One of the most common methods of combating this is by providing players with the ability to enable 'vignetting'. Typically, this fades a circular, feathered black border around the player's field of view during artificial movement. This limits peripheral vision and can be effective at reducing nausea, particularly in games that rely heavily on thumbstick-orientated movement, akin to traditional flatscreen games.
Asgard's Wrath 2 does feature a set of comfort options, but their implementation is slightly confounding.
At the beginning of the game, players are prompted to choose between visceral, comfortable or the default presets, the latter for which provides a balance between the former. Players can then later individually turn on/off options within the settings, such as snap turn (or adjusting angle/turn speed), camera shake and 'tunneling', which is the game's version of a vignette.
However, the vignette doesn't operate under a blanket on/off system during movement. The vignette, or 'tunneling' effect, is enabled according to the proximity of your gaze/head towards the environment, terrain or other in-game objects.

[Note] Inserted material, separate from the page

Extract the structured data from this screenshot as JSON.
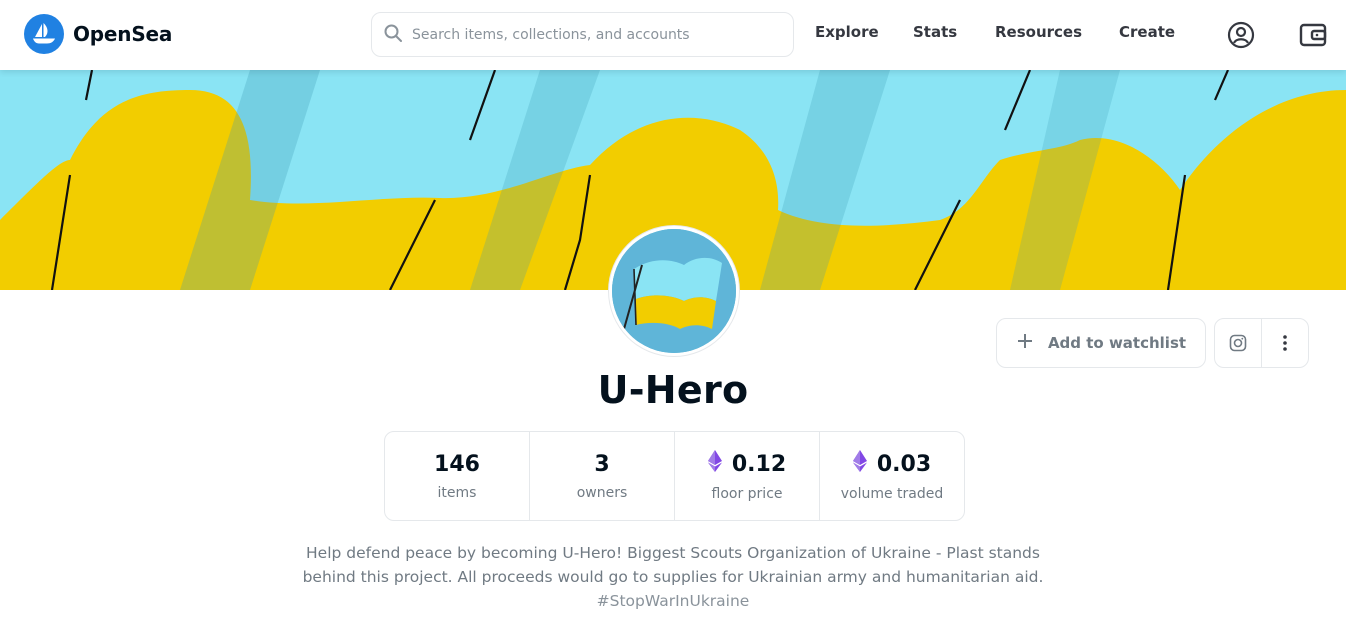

This means that you can be walking forward in an open space and the vignette will not turn on at all, as there's nothing in close proximity in front of you. However, if you turn your head to the right towards a wall, the vignette will kick in during that movement, as your head is now in close proximity to other terrain around you.
This implementation of vignetting is completely antithetical to the general integration considered standard across other comparable VR experiences. Not only does it make the game less comfortable overall, it's also not overly effective in reducing nausea.
I'm told that changes to tunneling functionality are planned for post-launch, but was advised that in the meantime, the vignette effect could be more reliably enabled during movement by tilting my head slightly towards the ground. This does indeed work to enable the vignette effect more reliably. The game perceives my head/gaze to be closer to the ground, so the tunneling kicks in – but it also isn't the most enjoyable way to experience such a grand epic.
The game also includes a switch between visceral, comfortable or balanced movement for traversal such as sliding and wall running, with the former being more intense and comfortable providing more stabilization with the motion.
Every player has a completely different propensity towards motion sickness in VR, but it's lofty to expect players will be able to make it through a game of this scale without including fairly standard comfort options – I know it will certainly affect the rest of my playthrough.
A Battle of the Gods
Despite my concerns regarding comfort, the opening sequences of Asgard's Wrath 2 are undoubtably impressive – the real question is whether that sheen will wear off after many more hours of play.
The comparison that immediately comes to mind is Skyrim – both in and out of VR. It's an easy one, thanks to the similar fantasy settings centered around gods and deities. However, there is something in the general atmosphere, world building, dialogue structure and even audio cues that feels reminiscent of the Bethesda classic.
The jury is still out on whether it can even remotely stand up to something of Skyrim's stature – Asgard's Wrath 2 could meet it eye-or-eye or may just end up sitting somewhere in its shadow. Stay tuned for our full review.